Shrimp and Kimchi Fried Rice

Use leftover rice and quick-cooking ingredeints to make this beautiful, cozy shrimp and kimchi fried rice on the busiest of days.

I certainly understand the need for quick and easy meals. While I’m always thinking about food and that next meal, in reality, time is often the limiting factor. There just never seems to be enough of it. I work a 9-to-5 job, on top of juggling this blog and other food-related projects. While I love a long, slow-braised stew that takes hours to develop flavor or homemade, hand-rolled pasta, most of my weeknight meals are of the quick and easy variety. Something I can pull together in less than an hour, if not shorter, following a long day at work. I reserve most weekends and, sometimes, (early) weekday mornings (am an early riser), for my aspirational cooking endeavors.

Kimchi fried rice is a hodgepodge of leftover rice and a handful of other ingredients. Day-old rice works best. As rice dries out in the refrigerator, it lends a chewier texture to fried rice, as compared to warm, freshly made rice, which results in mushier fried rice. Making the rice a day in advance enables you to pull this fried rice dish together in no more than 10 to 15 minutes. You can keep it vegetarian or jazz it up with pork (such as smoky bacon or pork belly), chopped chicken, or, in this case, shrimp.
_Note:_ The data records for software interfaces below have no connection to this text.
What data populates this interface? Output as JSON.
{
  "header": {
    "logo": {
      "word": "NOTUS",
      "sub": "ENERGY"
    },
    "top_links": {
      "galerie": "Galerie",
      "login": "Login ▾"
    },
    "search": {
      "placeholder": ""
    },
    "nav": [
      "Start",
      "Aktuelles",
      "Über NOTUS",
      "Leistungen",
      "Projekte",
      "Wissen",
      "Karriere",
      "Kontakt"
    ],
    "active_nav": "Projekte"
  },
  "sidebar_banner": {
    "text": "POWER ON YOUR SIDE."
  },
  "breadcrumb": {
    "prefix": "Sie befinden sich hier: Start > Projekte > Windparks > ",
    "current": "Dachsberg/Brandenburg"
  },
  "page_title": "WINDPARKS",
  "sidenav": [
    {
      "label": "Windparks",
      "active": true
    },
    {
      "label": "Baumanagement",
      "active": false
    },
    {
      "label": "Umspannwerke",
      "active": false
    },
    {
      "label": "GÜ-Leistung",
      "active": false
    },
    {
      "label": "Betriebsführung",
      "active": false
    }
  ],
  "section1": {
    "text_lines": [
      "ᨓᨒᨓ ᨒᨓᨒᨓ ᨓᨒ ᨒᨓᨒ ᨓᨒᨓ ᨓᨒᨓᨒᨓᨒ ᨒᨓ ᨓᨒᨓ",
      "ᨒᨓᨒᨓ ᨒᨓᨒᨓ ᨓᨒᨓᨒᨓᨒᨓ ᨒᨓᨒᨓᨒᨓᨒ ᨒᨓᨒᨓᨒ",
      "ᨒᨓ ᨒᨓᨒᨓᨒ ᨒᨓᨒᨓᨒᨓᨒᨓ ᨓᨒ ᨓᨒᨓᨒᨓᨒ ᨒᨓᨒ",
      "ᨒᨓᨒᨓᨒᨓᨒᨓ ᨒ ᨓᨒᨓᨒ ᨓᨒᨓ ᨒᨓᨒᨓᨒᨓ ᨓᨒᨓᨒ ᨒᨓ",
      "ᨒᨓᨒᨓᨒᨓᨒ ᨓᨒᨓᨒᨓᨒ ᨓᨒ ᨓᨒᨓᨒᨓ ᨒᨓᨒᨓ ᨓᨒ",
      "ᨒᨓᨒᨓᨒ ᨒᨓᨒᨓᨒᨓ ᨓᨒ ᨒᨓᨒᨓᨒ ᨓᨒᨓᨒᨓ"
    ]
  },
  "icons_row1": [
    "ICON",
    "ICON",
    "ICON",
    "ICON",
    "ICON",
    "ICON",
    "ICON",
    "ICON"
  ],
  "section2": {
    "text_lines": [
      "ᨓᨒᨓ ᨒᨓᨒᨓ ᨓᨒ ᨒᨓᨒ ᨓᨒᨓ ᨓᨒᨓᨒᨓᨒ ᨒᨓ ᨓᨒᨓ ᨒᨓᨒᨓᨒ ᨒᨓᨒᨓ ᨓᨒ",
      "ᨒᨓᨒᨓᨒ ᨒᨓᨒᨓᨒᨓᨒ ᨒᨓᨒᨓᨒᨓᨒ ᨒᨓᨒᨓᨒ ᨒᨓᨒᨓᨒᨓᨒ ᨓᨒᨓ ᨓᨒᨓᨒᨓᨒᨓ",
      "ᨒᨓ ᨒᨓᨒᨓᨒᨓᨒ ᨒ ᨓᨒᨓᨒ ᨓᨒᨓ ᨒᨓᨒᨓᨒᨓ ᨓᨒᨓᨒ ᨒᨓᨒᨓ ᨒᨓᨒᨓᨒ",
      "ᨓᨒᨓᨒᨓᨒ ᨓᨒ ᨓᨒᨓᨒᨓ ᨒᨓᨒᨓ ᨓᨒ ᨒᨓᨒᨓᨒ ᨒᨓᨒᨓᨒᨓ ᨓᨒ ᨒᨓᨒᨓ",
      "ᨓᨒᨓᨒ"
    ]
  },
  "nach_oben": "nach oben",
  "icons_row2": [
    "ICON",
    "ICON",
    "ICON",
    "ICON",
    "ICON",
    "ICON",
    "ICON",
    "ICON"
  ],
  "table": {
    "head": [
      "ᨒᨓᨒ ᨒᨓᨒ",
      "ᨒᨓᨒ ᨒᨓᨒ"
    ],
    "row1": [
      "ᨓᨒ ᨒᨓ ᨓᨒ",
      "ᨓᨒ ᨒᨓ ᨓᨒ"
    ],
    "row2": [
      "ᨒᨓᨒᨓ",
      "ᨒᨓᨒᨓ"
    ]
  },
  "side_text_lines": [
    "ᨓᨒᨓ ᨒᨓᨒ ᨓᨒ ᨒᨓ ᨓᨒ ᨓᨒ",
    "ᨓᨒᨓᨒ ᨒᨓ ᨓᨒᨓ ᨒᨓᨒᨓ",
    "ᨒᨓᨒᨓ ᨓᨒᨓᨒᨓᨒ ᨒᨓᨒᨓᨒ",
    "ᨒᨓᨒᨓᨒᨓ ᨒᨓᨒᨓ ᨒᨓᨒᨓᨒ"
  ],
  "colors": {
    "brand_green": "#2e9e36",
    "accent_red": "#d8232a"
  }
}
Nowadays, kimchi (a staple of Korean cuisine comprised of spicy fermented vegetables, typically Napa cabbage) is a mainstream foodstuff. If you’re feeling inspired, you can make it yourself; refer to recipe here). For the sake of convenience, I often grab a big jar of kimchi from a local Asian market. On a side note, in addition to cabbage kimchi, you can also make bok choy kimchi, mustard green kimchi, radish kimchi, cucumber kimchi, etc.

Making kimchi fried rice is a snap. First, sear the shrimp (or cook the bacon or other pork product, if using). Next, remove the shrimp and give them a rough chop. Thereafter, add the rice (I used brown rice because that’s what I had on hand) and the remaining ingredients. Top with a fried egg (I might get mine a bit more crispy next time around; a poached or soft-boiled egg also works well). Finally, add the garnishes — scallions, toasted sesame seeds, toasted nori, and, because I always prefer a kick of heat, a spoonful of sambal or sriracha.

This dish is best when your make your own kimchi. Make it ahead so this easy meal can be thrown together on the busiest of days. Click here for the recipe.

Shrimp and Kimchi Fried Rice
 
Author:
Recipe Type: Main
Ingredients
  • ½ pound shrimp, cleaned and deveined
  • Salt and pepper
  • 1 tablespoon oil
  • 1 cup kimchi
  • 3 cups steamed day old short- or medium-grain rice (white or brown)
  • ¼ cup kimchi juice
  • 1 to 2 tablespoons *gochujang, more or less to taste
  • 1½ teaspoons soy or tamari sauce
  • 1 to 2 teaspoons toasted sesame oil, more or less to taste
  • 1 scallion, thinly sliced
  • 1 sheet toasted nori, cut into thin strips
  • Toasted sesame seeds for garnish
  • Sunny side up egg for serving
  • Sriracha or sambal for serving
Instructions
  1. Season the shrimp with salt and pepper. Heat the oil in a large skillet or wok. When hot, add the shrimp and sear a couple of minutes per side until pink and opaque. Remove, roughly chop.
  2. Add kimchi and sauté a minute or two. Add the rice, kimchi juice, gochujang and soy/tamari. Sauté about 5 minutes. Stir in the reserved shrimp. Add sesame oil and remove from heat.
  3. Spoon into bowls and sprinkle with chopped green onion, roasted nori and sesame seeds. Top each bowl with a fried egg. Serve with sriracha or sambal.
Notes
*If you can’t find or don’t have gochujang, substitute a generous pinch of chile flakes in its place.

 

Linda Schneider

Linda Schneider is the blogger behind Wild Greens and Sardines, an homage to her love for all things food and [Mediterranean] travel. What she enjoys most is seasonal, farm-to-table recipes that highlight local ingredients, farmers, and food artisans. She loves going to local farmers’ markets, seeing what’s in season, and sharing recipes with others.

More Posts - Website - Facebook - Pinterest

No Comments Yet

Leave a Reply

Your email address will not be published.

Rate Recipe: